So when this pioneering pilot passed away on Jan. 24, 2019, the Navy paid tribute to one of its legends with a special flyover formation, traditionally known as the “missing man,” as one jet pulls out of formation and ascends to represent the spirit of the fallen soldier.
Mariner’s tribute was even more fitting, as the four planes that flew in formation for her were all piloted by women whom she helped pave the way for.
There was a history of flight in Mariner’s family, as her father had served in the Air Force. He died in a plane crash when she was just a child, but that didn’t stop Mariner from dreaming of taking to the sky.
By 17, she had earned her private pilot’s license, and she was the first woman to graduate from the aeronautics program at Purdue University. Mariner just happened to come of age as the Navy allowed its first batch of eight female pilots in the air training program. Her missions included air and weapons testing. In 1982, she moved on to qualify as a Surface Warfare Officer, where she flew from the aircraft carrier U.S.S. Lexington.
In breaking glass ceilings, one after the other, Mariner was mindful of the African Americans who had come before her, once considered second-class soldiers. “My role models were African-American men who had led the vanguard in integration of race in the armed forces,” she said, per The Independent. “I studied many of the lessons that they had to pass on.”
As far as Mariner was concerned, the single biggest policy that needed to change was the ban on women in the Navy taking part in combat. When reports of female pilots being harassed by former commanders broke out, she pointed out that women not being able to fight was in part responsible.
“If you cannot share the equal risks and hazards in arduous duty, then you are not equal,” Mariner asserted. “Then it’s not a big leap for bigots to decide that well ‘well, I can harass you and I can get away with it.’”
Mariner and her fellow Navy women won the argument, and in 1993 the ban on women in combat missions was lifted. She continued to serve until her retirement in 1997. After pursuing a Master’s Degree at the National War College, she served as an aide to the Joint Chiefs of Staff at the Pentagon.
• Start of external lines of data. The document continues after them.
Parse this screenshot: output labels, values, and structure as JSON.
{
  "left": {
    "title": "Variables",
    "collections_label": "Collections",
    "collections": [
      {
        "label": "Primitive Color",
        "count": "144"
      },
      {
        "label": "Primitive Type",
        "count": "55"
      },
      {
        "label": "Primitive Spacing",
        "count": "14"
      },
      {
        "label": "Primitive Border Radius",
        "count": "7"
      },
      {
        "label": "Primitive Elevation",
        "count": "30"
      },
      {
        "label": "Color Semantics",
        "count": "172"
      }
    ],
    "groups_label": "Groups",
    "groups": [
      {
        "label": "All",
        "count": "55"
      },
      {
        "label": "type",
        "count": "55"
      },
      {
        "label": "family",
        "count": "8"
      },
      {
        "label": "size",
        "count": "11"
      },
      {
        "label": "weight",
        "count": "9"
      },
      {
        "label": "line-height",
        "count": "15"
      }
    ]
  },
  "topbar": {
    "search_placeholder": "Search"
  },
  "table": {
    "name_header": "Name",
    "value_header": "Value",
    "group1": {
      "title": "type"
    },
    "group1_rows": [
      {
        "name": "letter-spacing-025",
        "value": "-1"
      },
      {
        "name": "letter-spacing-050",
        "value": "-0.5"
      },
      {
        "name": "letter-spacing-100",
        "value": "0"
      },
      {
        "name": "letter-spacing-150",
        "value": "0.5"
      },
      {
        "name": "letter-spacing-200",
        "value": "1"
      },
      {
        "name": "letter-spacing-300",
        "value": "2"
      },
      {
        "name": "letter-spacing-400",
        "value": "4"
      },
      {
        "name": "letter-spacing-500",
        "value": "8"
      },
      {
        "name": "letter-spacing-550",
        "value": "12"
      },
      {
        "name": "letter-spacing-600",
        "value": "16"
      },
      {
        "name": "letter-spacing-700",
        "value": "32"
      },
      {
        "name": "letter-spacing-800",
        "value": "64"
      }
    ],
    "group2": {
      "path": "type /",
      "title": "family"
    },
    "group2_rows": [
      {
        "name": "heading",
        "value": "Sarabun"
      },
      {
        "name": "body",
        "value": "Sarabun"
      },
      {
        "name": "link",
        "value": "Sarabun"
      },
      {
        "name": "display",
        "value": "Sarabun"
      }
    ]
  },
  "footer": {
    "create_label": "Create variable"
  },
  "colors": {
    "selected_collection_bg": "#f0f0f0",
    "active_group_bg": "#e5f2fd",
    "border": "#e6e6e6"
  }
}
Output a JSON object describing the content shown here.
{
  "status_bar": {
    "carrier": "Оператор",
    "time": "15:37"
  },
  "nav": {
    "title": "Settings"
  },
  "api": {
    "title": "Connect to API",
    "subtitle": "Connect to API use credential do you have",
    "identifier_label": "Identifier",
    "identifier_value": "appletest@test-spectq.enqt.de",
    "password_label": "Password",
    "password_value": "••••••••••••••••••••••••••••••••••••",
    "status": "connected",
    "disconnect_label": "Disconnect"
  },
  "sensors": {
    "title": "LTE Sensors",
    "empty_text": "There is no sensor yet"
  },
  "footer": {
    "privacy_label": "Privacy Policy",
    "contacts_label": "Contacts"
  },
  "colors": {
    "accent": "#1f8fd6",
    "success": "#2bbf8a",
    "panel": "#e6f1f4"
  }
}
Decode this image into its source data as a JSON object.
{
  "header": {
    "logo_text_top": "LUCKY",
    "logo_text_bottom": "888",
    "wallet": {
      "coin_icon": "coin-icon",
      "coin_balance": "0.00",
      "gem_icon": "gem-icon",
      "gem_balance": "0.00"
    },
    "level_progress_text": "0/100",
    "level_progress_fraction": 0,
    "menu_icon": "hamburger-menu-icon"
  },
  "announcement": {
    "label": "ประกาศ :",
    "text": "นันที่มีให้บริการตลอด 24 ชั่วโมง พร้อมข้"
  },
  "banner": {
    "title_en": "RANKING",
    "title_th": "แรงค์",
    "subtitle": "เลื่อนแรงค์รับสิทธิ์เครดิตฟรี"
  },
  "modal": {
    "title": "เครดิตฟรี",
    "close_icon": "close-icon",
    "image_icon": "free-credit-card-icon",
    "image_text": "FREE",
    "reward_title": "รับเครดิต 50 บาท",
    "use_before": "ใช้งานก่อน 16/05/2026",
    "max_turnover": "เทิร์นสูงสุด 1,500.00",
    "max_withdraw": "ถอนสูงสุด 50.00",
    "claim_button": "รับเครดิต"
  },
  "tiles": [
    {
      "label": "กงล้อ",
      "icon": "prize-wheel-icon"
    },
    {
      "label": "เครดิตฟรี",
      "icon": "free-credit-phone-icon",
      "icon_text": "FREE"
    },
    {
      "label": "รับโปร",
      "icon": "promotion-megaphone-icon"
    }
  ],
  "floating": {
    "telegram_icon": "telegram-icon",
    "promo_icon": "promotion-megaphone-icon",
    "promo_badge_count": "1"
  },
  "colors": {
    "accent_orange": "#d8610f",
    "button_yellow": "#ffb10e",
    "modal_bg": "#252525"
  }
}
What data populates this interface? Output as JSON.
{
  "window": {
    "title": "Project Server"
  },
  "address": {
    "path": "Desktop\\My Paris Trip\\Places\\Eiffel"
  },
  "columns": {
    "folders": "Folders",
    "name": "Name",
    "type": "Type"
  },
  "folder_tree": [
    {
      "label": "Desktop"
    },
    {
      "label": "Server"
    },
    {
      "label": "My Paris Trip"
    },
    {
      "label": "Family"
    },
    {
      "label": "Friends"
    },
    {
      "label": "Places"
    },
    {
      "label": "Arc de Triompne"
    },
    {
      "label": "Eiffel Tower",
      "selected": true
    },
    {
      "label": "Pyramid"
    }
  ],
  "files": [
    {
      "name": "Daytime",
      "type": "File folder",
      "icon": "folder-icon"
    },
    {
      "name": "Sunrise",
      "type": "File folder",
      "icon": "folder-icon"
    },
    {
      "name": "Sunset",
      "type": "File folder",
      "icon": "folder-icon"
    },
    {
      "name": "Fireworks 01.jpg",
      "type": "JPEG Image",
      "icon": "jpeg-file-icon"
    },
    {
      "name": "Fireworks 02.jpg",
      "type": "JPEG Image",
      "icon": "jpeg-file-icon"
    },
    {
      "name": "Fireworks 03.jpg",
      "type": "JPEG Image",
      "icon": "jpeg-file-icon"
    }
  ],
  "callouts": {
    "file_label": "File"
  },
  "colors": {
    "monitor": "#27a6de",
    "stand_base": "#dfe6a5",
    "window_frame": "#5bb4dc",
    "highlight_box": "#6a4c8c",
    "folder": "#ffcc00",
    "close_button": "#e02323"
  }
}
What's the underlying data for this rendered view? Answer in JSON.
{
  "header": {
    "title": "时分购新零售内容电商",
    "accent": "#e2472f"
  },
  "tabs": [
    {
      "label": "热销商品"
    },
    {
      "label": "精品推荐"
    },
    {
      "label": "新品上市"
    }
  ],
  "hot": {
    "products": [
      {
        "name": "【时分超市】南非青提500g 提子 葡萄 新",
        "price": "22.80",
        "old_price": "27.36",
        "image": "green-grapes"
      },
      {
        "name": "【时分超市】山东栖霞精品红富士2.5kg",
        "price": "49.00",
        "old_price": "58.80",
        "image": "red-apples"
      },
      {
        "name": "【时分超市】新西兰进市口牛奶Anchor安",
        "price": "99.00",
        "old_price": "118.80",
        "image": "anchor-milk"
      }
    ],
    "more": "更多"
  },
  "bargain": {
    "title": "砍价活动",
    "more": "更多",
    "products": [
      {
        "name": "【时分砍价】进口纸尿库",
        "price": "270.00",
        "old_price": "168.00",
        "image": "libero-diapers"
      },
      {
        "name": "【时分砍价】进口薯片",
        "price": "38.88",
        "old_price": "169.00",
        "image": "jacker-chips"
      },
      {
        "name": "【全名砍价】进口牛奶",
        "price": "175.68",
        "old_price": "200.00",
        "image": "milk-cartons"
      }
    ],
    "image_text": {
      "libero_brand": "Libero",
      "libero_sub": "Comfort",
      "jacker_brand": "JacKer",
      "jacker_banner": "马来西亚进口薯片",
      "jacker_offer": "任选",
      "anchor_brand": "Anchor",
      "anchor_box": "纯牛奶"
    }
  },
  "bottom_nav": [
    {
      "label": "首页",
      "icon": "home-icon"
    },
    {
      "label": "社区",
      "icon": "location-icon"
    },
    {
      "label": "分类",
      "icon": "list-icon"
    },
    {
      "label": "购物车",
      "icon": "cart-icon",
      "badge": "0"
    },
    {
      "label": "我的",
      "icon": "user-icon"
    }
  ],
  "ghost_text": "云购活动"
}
In her retirement, she lectured at the University of Tennessee and continued to inspire the next generation of female pilots.
For the female pilots who had the honor to participate in the flyover tribute, it was a humbling experience.
“If it weren’t for Captain Mariner and her contemporaries […] then we wouldn’t have been able to do what we did today in her honor,” Lieutenant Emily Rixley told the Knoxville News Sentinel.
Commander Stacy Uttecht concurred. “This has probably been the coolest thing that I’ve done in my 19-year career,” she said.
Mariner’s husband, Tommy Mariner, told ABC that “her real goal became not to be exceptional, but to be the first person that opened the door, but left it open for others to follow her through.” The brilliant tribute the all-female team paid to her in the sky itself proves her legacy has succeeded.